▶ [What you have to do] Retrieve every line from the records in which the word "ffffff" occurs.

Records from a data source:

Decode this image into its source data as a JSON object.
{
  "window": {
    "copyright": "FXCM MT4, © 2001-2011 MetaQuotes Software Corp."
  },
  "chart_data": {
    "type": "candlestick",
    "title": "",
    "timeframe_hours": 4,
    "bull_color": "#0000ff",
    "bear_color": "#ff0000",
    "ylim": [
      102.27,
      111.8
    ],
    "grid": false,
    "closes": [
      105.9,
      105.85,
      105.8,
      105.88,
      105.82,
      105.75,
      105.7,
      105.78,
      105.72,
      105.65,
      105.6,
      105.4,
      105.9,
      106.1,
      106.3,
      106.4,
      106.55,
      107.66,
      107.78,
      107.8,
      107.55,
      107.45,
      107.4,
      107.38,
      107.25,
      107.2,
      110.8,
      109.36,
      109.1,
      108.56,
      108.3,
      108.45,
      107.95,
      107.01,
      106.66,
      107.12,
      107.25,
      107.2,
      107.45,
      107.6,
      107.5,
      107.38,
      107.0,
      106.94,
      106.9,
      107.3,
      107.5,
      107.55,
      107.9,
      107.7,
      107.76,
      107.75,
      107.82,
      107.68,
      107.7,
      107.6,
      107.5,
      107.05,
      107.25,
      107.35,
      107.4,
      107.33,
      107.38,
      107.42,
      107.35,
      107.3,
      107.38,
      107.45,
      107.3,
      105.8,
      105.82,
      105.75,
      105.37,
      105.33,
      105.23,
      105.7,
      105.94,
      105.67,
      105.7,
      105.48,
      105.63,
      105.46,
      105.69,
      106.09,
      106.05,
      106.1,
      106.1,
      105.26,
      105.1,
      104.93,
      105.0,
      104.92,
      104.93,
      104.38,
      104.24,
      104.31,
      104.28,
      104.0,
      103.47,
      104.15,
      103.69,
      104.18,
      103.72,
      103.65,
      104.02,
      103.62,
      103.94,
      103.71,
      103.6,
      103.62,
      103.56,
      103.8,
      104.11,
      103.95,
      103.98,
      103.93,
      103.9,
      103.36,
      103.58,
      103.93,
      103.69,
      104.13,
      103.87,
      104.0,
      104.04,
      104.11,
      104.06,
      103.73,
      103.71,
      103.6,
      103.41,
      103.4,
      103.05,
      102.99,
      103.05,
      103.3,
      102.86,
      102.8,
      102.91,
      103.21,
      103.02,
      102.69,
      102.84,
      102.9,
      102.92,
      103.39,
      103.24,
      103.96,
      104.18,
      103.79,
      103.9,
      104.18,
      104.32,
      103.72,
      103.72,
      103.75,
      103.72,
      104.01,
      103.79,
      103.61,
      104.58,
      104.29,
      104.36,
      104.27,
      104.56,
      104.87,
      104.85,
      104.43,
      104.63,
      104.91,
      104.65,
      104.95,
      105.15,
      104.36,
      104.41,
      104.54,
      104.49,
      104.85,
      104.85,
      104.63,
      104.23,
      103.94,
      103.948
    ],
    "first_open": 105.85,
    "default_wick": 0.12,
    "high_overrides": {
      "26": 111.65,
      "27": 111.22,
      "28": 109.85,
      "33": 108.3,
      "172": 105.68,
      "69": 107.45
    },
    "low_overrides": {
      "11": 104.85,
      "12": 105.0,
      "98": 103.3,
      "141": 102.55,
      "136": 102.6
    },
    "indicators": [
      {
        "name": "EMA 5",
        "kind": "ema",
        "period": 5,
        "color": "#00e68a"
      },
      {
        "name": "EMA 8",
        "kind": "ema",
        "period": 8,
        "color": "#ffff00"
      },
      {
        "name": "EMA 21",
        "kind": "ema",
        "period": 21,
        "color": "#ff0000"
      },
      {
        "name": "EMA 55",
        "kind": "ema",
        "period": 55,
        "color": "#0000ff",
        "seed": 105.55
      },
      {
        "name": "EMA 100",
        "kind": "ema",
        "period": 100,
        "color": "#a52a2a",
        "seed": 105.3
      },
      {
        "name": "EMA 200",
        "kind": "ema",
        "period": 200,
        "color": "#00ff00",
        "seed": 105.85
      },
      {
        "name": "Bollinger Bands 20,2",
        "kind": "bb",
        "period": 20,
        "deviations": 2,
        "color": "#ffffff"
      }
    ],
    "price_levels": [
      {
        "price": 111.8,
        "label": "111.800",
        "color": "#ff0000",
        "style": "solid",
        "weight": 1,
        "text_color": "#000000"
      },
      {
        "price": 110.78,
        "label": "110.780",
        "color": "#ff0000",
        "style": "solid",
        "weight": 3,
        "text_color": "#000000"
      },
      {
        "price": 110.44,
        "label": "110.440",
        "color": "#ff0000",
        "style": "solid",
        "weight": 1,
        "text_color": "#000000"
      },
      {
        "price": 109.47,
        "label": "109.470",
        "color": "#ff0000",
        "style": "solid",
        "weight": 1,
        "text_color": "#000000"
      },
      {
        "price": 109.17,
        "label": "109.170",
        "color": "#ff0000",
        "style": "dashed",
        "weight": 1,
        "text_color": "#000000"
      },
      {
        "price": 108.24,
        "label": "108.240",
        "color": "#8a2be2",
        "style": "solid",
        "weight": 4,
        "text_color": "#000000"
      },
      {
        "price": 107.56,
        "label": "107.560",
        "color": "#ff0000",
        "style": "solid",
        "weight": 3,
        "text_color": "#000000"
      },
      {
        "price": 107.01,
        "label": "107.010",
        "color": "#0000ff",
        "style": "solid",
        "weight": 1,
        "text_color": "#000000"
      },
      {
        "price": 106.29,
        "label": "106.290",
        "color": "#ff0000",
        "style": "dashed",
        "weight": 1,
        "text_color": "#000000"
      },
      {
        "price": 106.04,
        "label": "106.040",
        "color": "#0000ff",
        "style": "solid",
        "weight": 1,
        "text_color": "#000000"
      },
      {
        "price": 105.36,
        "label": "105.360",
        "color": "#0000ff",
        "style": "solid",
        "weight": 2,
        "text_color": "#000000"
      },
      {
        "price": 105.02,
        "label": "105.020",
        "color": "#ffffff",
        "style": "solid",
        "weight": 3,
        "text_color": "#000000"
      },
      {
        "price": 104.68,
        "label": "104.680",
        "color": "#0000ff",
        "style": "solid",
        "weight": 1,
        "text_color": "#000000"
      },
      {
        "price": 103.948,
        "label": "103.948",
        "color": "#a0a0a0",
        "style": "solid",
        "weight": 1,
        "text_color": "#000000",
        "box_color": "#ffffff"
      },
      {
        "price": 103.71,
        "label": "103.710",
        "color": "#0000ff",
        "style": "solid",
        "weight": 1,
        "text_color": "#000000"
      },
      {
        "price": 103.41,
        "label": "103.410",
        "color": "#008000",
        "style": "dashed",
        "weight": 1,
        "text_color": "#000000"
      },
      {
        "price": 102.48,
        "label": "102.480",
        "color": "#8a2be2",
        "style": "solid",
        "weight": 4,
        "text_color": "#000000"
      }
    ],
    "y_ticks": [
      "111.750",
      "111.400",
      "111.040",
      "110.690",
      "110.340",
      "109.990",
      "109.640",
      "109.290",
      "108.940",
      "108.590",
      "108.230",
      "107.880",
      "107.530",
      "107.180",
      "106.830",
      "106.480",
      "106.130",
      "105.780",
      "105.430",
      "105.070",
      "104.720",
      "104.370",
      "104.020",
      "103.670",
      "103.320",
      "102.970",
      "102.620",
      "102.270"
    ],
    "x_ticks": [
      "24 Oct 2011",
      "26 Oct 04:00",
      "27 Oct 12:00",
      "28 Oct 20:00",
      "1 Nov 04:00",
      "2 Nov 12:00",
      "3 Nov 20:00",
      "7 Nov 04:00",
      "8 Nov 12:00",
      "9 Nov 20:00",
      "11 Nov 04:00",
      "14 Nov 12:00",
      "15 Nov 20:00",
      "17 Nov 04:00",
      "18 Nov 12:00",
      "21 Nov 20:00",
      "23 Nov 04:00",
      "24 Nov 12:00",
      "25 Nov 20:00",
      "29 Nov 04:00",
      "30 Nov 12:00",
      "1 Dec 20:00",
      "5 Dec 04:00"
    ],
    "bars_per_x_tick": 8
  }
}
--
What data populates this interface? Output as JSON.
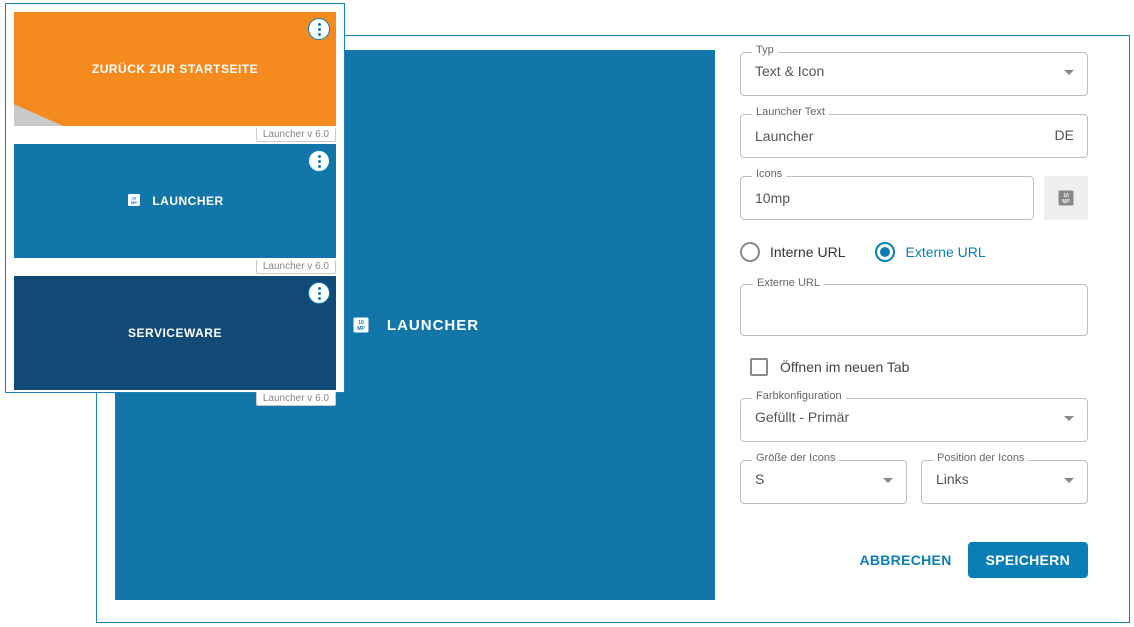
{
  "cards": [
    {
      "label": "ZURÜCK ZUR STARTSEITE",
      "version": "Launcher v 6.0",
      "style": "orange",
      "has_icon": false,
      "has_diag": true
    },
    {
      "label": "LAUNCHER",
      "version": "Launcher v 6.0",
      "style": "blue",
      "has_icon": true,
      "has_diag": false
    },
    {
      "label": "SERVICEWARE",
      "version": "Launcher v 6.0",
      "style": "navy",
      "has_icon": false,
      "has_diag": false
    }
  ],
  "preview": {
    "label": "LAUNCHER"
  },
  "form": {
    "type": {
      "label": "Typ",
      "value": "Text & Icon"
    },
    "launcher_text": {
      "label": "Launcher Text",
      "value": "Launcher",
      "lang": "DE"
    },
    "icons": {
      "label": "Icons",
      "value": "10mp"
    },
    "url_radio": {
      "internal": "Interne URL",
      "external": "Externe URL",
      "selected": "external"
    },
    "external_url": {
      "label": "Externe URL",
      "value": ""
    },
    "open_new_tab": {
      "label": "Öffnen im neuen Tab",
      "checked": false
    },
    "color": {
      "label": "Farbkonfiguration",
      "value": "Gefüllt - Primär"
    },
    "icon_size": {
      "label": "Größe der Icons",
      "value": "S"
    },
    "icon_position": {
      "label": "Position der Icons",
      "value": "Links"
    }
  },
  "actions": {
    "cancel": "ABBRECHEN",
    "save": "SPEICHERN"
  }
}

▶ [Solution below]
        "color": "#ffffff"
        "color": "#ffffff",
        "box_color": "#ffffff"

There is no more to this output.